    2. I'm in my home town, making a turn onto a 2-lane stretch leading out of town. Speed limit is 30 for at least half a mile. A police officer from another town turns onto the same street, right behind me and then - no lights, no siren - just blazes up street, leaving me in the dust, though I was doing 35.

    The police are definitely above the law - at least in their own minds.

  • by davester666 ( 731373 ) on Tuesday January 19, 2010 @01:41PM (#30821464) Journal

    But if there is no real penalty being applied when this happens, can it really be considered illegal?

    The FBI has been repeatedly caught doing these and other things such as using NSL's improperly, and even lying to Congress, and yet I never hear "and so and so who did it went to jail" or even "and those involved were fired".

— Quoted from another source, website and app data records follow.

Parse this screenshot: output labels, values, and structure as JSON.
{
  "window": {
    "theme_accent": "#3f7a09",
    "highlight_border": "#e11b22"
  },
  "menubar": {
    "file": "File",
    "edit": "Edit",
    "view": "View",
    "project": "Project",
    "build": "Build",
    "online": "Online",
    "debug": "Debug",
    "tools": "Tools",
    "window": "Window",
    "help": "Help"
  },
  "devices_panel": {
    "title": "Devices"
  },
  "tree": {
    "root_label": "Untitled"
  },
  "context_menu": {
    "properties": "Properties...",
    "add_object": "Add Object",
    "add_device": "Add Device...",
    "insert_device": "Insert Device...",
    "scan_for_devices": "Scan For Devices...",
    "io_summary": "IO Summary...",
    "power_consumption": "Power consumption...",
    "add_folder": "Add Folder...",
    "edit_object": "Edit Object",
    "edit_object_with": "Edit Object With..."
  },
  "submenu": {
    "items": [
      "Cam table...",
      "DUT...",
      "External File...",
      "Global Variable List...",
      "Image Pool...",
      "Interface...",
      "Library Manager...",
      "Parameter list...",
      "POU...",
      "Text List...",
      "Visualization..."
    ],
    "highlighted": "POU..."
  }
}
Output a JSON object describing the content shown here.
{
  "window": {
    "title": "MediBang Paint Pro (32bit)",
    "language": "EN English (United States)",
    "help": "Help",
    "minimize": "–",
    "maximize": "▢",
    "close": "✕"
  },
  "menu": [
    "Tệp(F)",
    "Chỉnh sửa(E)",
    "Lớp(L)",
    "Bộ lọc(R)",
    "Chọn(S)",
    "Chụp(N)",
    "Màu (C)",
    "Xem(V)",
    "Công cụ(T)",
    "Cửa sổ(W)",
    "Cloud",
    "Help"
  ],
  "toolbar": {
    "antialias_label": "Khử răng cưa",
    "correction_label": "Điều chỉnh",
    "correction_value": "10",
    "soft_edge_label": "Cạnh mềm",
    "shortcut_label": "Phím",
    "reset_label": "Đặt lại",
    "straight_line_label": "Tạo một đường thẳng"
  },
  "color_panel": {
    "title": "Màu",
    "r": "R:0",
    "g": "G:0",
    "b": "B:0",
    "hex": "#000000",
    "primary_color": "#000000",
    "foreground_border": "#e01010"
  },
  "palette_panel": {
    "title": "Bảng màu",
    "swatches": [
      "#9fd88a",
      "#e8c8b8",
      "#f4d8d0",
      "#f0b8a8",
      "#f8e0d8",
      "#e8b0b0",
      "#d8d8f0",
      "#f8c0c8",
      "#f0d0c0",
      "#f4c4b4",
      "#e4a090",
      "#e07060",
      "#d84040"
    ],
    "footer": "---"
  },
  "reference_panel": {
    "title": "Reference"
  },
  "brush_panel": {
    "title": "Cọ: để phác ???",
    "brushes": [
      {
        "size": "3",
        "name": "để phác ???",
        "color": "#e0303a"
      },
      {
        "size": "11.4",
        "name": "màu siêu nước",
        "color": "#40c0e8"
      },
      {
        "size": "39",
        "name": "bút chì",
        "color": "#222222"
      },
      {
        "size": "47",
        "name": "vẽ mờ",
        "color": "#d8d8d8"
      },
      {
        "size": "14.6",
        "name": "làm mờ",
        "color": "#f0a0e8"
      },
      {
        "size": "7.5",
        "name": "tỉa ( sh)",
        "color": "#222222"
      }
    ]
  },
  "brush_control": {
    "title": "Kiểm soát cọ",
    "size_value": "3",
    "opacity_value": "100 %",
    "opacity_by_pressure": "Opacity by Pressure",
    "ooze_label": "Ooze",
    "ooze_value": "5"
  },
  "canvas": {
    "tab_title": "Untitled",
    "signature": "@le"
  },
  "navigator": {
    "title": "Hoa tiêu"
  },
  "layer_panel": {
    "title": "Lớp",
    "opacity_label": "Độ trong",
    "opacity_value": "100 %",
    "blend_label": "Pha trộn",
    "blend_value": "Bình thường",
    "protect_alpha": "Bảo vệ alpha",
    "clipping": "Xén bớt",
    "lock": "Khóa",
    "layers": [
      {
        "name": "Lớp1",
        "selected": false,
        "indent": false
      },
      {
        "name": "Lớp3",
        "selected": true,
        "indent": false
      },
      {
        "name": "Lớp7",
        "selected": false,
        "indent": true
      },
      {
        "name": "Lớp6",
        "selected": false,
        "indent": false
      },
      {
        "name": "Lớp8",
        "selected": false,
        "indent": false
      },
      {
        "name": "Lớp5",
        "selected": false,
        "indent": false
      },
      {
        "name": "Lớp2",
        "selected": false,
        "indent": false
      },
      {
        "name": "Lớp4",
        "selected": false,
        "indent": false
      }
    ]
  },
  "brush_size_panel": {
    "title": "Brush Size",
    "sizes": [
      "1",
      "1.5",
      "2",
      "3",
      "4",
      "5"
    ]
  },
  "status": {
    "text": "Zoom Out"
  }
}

  • Re:Duhh... (Score:3, Informative)

    by Shakrai ( 717556 ) on Tuesday January 19, 2010 @02:35PM (#30822314) Journal

    About a year ago I was in a motorcycle accident. A simple lay-down that resulted in a broken leg. I was taken to Stanford hospital and put in a cast. The cast wasn't holding the bone in place, so they inserted a plate and screws. A complication arose: compartment syndrome. Five surgeries and two weeks later, I went home. Total bill: $290,000. Total amount I paid: $0.

    That's a bad example to make to justify mandatory health insurance. Injuries of that nature would have been covered under your motorcycle/automobile policy. In fact if you read your health insurance policy it almost certainly has an exclusion for situations where another insurance company is liable for your injuries.

  • Re:Duhh... (Score:3, Informative)

    by Shakrai ( 717556 ) on Tuesday January 19, 2010 @02:45PM (#30822502) Journal

    Again, profit cannot be present in a place where the most important thing is to cure people.

    If profit isn't present then I think you'll see the quality of the health care system go down. What do you think motivates many people to get into medicine?

"So why don't you make like a tree, and get outta here." -- Biff in "Back to the Future"